Even if the one who had been sinned against had died the guilty person had to pay. The relatives of the deceased would receive the money and if there were no relatives then the priest would receive the money. The priest would receive the money as he was God’s representative and the sin is actually against God. Also the guilty person would have to bring a male sheep that could be sacrificed for atonement.
These laws were very important as the Israelites were in preparation for marching into the Promised Land to conquer it. There was to be no division or conflicts between the people, as they were to be united. People who march together had to be loving and forgiving towards one another. As they forgave one another God could forgive them.
As in all nations the family structure was very important to the Israelite nation. The families keep precise record of their ancestors. Adultery was a serious crime in the Hebrew culture, as it should be in all cultures. If a man’s wife had sexual relations with another man the husband could not be sure that he was the father of his children. The Law of God warns husbands and wives that they must be faithful towards one another. (Exodus 20:14) The punishment for adultery was death but there had to be evidence. There had to be evidence, the husband or wife had to prove that their spouse had been unfaithful. If there was no evidence, then these are the instructions that had to be followed and God would be the judge.
Even if the woman was innocent of the crime she would follow out through this ritual. She would express her faith that God would protect her. But if the woman was guilty she would be very afraid of God’s Judgment. She would probably confess to her husband that she had committed adultery in the hope that her husband would forgive her. Or she might run away.
If the woman was not guilty of adultery then this ritual would prove her innocence to her husband and everyone else. The husband would have to take her back as his wife. God’s protection provided safety for the innocent woman.
The husband and the wife went to the priest with a Barley offering. The Barley was to be free of oil or incense. (Leviticus 4:11-13) The water that the priest kept in God’s Tent was Holy Water. The Holy Water was to be mixed with dust and the ink that he had used to write the curse. Both the water and the dust were symbolic. The dust may have been a reminder that the unclean snake ate the dust. (Genesis 3:14) Then it is also a reminder that man was created from the dust. (Genesis 2:7) The woman’s hair had to be loose, it had to be untied.

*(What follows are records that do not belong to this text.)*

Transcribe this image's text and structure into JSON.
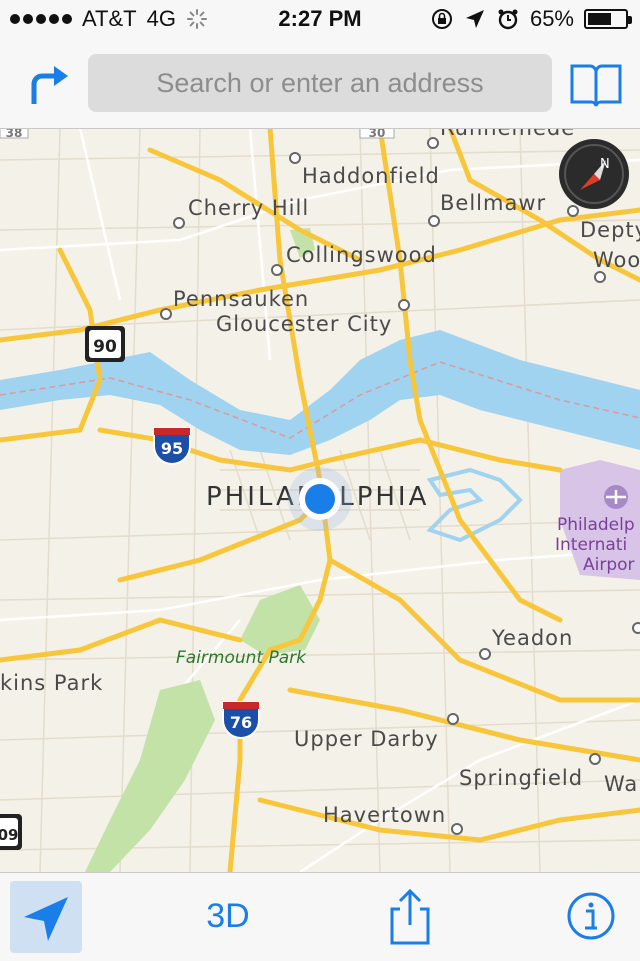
{
  "status_bar": {
    "carrier": "AT&T",
    "network": "4G",
    "time": "2:27 PM",
    "battery": "65%",
    "battery_level": 0.65,
    "icons": [
      "signal-dots",
      "activity-spinner",
      "rotation-lock-icon",
      "location-arrow-icon",
      "alarm-clock-icon",
      "battery-icon"
    ]
  },
  "top_bar": {
    "directions_icon": "turn-arrow-icon",
    "search_placeholder": "Search or enter an address",
    "bookmarks_icon": "book-icon"
  },
  "map": {
    "city_label": "PHILADELPHIA",
    "places": [
      "Runnemede",
      "Haddonfield",
      "Cherry Hill",
      "Bellmawr",
      "Collingswood",
      "Pennsauken",
      "Gloucester City",
      "Yeadon",
      "Upper Darby",
      "Springfield",
      "Havertown"
    ],
    "edge_places": [
      "Depty",
      "Woo",
      "kins Park",
      "Wa"
    ],
    "park": "Fairmount Park",
    "airport": [
      "Philadelp",
      "Internati",
      "Airpor"
    ],
    "highway_shields": [
      {
        "type": "interstate",
        "number": "95"
      },
      {
        "type": "interstate",
        "number": "76"
      },
      {
        "type": "us-route",
        "number": "90"
      },
      {
        "type": "state-route",
        "number": "30"
      },
      {
        "type": "us-route",
        "number": "38"
      },
      {
        "type": "us-route",
        "number": "09"
      }
    ],
    "colors": {
      "land": "#f4f1e8",
      "water": "#9fd3f0",
      "highway": "#f8c63a",
      "park": "#c3e2a8",
      "airport": "#d7c4e6",
      "user_location": "#1a7ee8"
    }
  },
  "bottom_bar": {
    "tracking_icon": "location-arrow-icon",
    "three_d_label": "3D",
    "share_icon": "share-icon",
    "info_icon": "info-icon"
  }
}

If the woman was guilty of adultery, then the bitter water would bring a curse upon her. She would become barren and unable to have children. In the Jewish culture this was a very bad thing to happen to a woman and it would cause her to lose her happiness. If the woman was innocent then the water would cause her no harm, as she would be protected by God. It would also prove that she was innocent.
Adultery is a serious sin. God does not want Husbands and wives to be unfaithful to each other. Trust is a most valuable commodity and once broken it many never be repaired. Adultery hurts people and destroys families. Man hardly forgives and never forgets but we must remember that God forgives sin if people are sorry. Jesus forgave the adulterous woman and did not punish her, but He did tell her that she must not sin again. (John 8:2-11)
Paul warned the Church in Corinth that they must not continue to sin in this way. “But actually, I wrote to you not to associate with any so-called brother if he is an immoral person, or covetous, or an idolater, or a reviler, or a drunkard, or a swindler–not even to eat with such a one. For what have I to do with judging outsiders? Do you not judge those who are within the church? But those who are outside, God judges. Remove the wicked man from among yourselves.” (1 Corinthians 5:11-13)